Ultimate Cubs Lineup: Carlos Peña
What if you were tasked with winning one — and only one — baseball game and you were responsible for putting together the lineup to get you that W?
Here’s the thing: You can only form the lineup from guys who have suited up for the Cubs, even if it was for only one game or part of one season. This isn’t a list of the greatest Cubs players. It’s the Ultimate Cubs Lineup to win one big game.
That means you can select Mordecai “Three Finger” Brown (who pitched for the Cubs from 1904-1912 and again in 1916) or Anthony Rizzo (who led the Cubs to end the 108-year World Series drought).
You can choose Hall of Famers, All-Stars, role players, whoever. You can prioritize power, contact, defense, intangibles or whatever you think is necessary to win this one imaginary game. You can even hit the pitcher 8th or anywhere you see fit in the lineup.
Since the Cubs are a National League team, we are forming the roster with no designated hitter. To add another wrinkle of strategy, you can select one reliever to come in after the starting pitcher and one player off the bench who could come into the game at any point.
So which 11 current or former Cubs would you choose to go to battle with in a must-win game?
Marquee Sports Network contributor Carlos Pena provides his thoughts:
1. Ryne Sandberg – 2B
2. Sammy Sosa – RF
3. Ron Santo – 3B
4. Andre Dawson – CF
5. Ernie Banks – SS
6. Anthony Rizzo – 1B
7. Billy Williams – LF
8. Gabby Hartnett – C
9. Mordecai Brown – P
Reliever: Lee Smith
Bench: Javy Báez
As a fan when I was younger, I used to love watching Sandberg.
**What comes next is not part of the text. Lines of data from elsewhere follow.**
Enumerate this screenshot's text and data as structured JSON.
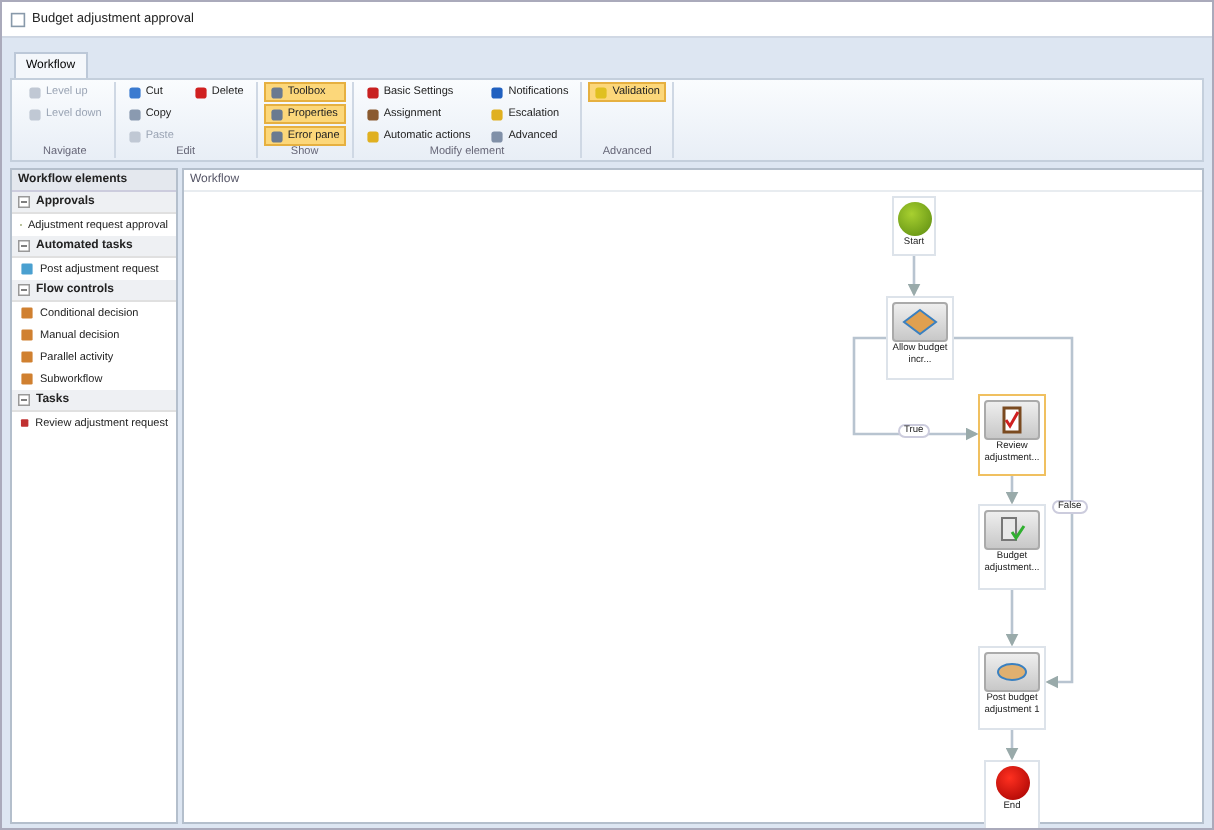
{
  "window": {
    "title": "Budget adjustment approval"
  },
  "tabs": [
    {
      "label": "Workflow",
      "selected": true
    }
  ],
  "ribbon": {
    "groups": [
      {
        "label": "Navigate",
        "items": [
          {
            "label": "Level up",
            "disabled": true,
            "selected": false
          },
          {
            "label": "Level down",
            "disabled": true,
            "selected": false
          }
        ]
      },
      {
        "label": "Edit",
        "items": [
          {
            "label": "Cut",
            "disabled": false,
            "selected": false
          },
          {
            "label": "Copy",
            "disabled": false,
            "selected": false
          },
          {
            "label": "Paste",
            "disabled": true,
            "selected": false
          },
          {
            "label": "Delete",
            "disabled": false,
            "selected": false
          }
        ]
      },
      {
        "label": "Show",
        "items": [
          {
            "label": "Toolbox",
            "disabled": false,
            "selected": true
          },
          {
            "label": "Properties",
            "disabled": false,
            "selected": true
          },
          {
            "label": "Error pane",
            "disabled": false,
            "selected": true
          }
        ]
      },
      {
        "label": "Modify element",
        "items": [
          {
            "label": "Basic Settings",
            "disabled": false,
            "selected": false
          },
          {
            "label": "Assignment",
            "disabled": false,
            "selected": false
          },
          {
            "label": "Automatic actions",
            "disabled": false,
            "selected": false
          },
          {
            "label": "Notifications",
            "disabled": false,
            "selected": false
          },
          {
            "label": "Escalation",
            "disabled": false,
            "selected": false
          },
          {
            "label": "Advanced",
            "disabled": false,
            "selected": false
          }
        ]
      },
      {
        "label": "Advanced",
        "items": [
          {
            "label": "Validation",
            "disabled": false,
            "selected": true
          }
        ]
      }
    ]
  },
  "sidebar": {
    "title": "Workflow elements",
    "sections": [
      {
        "label": "Approvals",
        "expanded": true,
        "items": [
          "Adjustment request approval"
        ]
      },
      {
        "label": "Automated tasks",
        "expanded": true,
        "items": [
          "Post adjustment request"
        ]
      },
      {
        "label": "Flow controls",
        "expanded": true,
        "items": [
          "Conditional decision",
          "Manual decision",
          "Parallel activity",
          "Subworkflow"
        ]
      },
      {
        "label": "Tasks",
        "expanded": true,
        "items": [
          "Review adjustment request"
        ]
      }
    ]
  },
  "canvas": {
    "title": "Workflow",
    "nodes": [
      {
        "kind": "start",
        "label": "Start",
        "selected": false
      },
      {
        "kind": "decision",
        "label": "Allow budget incr...",
        "selected": false
      },
      {
        "kind": "task",
        "label": "Review adjustment...",
        "selected": true
      },
      {
        "kind": "approval",
        "label": "Budget adjustment...",
        "selected": false
      },
      {
        "kind": "automated",
        "label": "Post budget adjustment 1",
        "selected": false
      },
      {
        "kind": "end",
        "label": "End",
        "selected": false
      }
    ],
    "branch_labels": [
      "True",
      "False"
    ]
  }
}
If you’re gonna talk about somebody who just embodies what a Cub should be like, it’s Ryne Sandberg. This guy was a force, winning an MVP in 1984, he could play defense and always seemed to come up clutch.
Sosa was an easy one for me — I want him to get as many at-bats as possible. When you hit 50 home runs in four straight seasons like he did during his peak years (and three out of those four were 60 homer seasons), that is just insane to me. This guy had charisma; he grabbed the city by Chicago and just pretty much lifted it. It was so much fun to tune in and watch Sosa play and when I think Cubs, I also think of Sosa.
Santo is beloved in Chicago and the numbers he put up were ridiculous. You look at his career WAR number — 70.5 — so much output, so much contribution. Kris Bryant was definitely a consideration for me, but when I put the numbers next to each other, Bryant’s going to have to play for a long time and be really, really good in order to catch Santo.
I used to love watching Dawson play and hit. He hit with this cross-body stance and he used to literally hammer the baseball. An MVP for a last-place team in ’87 and when you look at his numbers that year, the eye test immediately said my centerfielder has to be Dawson.
If you could, you’d probably have Banks at every single position like Bugs Bunny. 512 home runs, that is just absolutely ridiculous, 2 MVPs, a Hall of Famer. Javy Báez is a great shortstop, but you would have to project forward many, many years. For me, this was an easy pick.
I could’ve picked myself at first base, but I’m not going to do that. When I look at Rizzo’s career and I see his WAR numbers and how he’s developed, he was my pick. But I have to say — Mark Grace was absolutely awesome in his career with the Cubs and one of my favorite players of all time. I really wanted to pick Grace, but Rizzo has the power and it looks like he’ll be able to catch Grace in career WAR.
Williams has a very sweet, powerful stroke and when you look at his 63.7 career WAR, it speaks volumes of his contributions as a player. I’m trying to make this a very sabermetrically sound lineup and the fact he hit 426 homers earns him a ticket into this lineup.
Catcher was a very difficult decision, but Hartnett hit 236 home runs behind the plate and won an MVP in 1935. You have to love when you get that kind of production from behind the plate.
My son was with me as I did this and we were crunching numbers and he goes, ‘Dad, you gotta look at Mordecai Brown. He dominated.’ If you look at his ERA+, it’s absolutely ridiculous. He had a 163 ERA+ in the decade (1900-1909) — I don’t care what era you pitch in, when you’re that much better than the rest of your competition, you’re a man and you’re playing with babies.
Smith had a presence on the mound that immediately just said intimidation. I used to love his demeanor on the mound and he has the numbers to back it up. He is going to be closing games for this Ultimate Cubs Lineup.
If you think about somebody who could do it all in the history of the Cubs, he just makes you appreciate what he goes out there and does every single night.
Be sure to check out all of our Ultimate Cubs Lineups!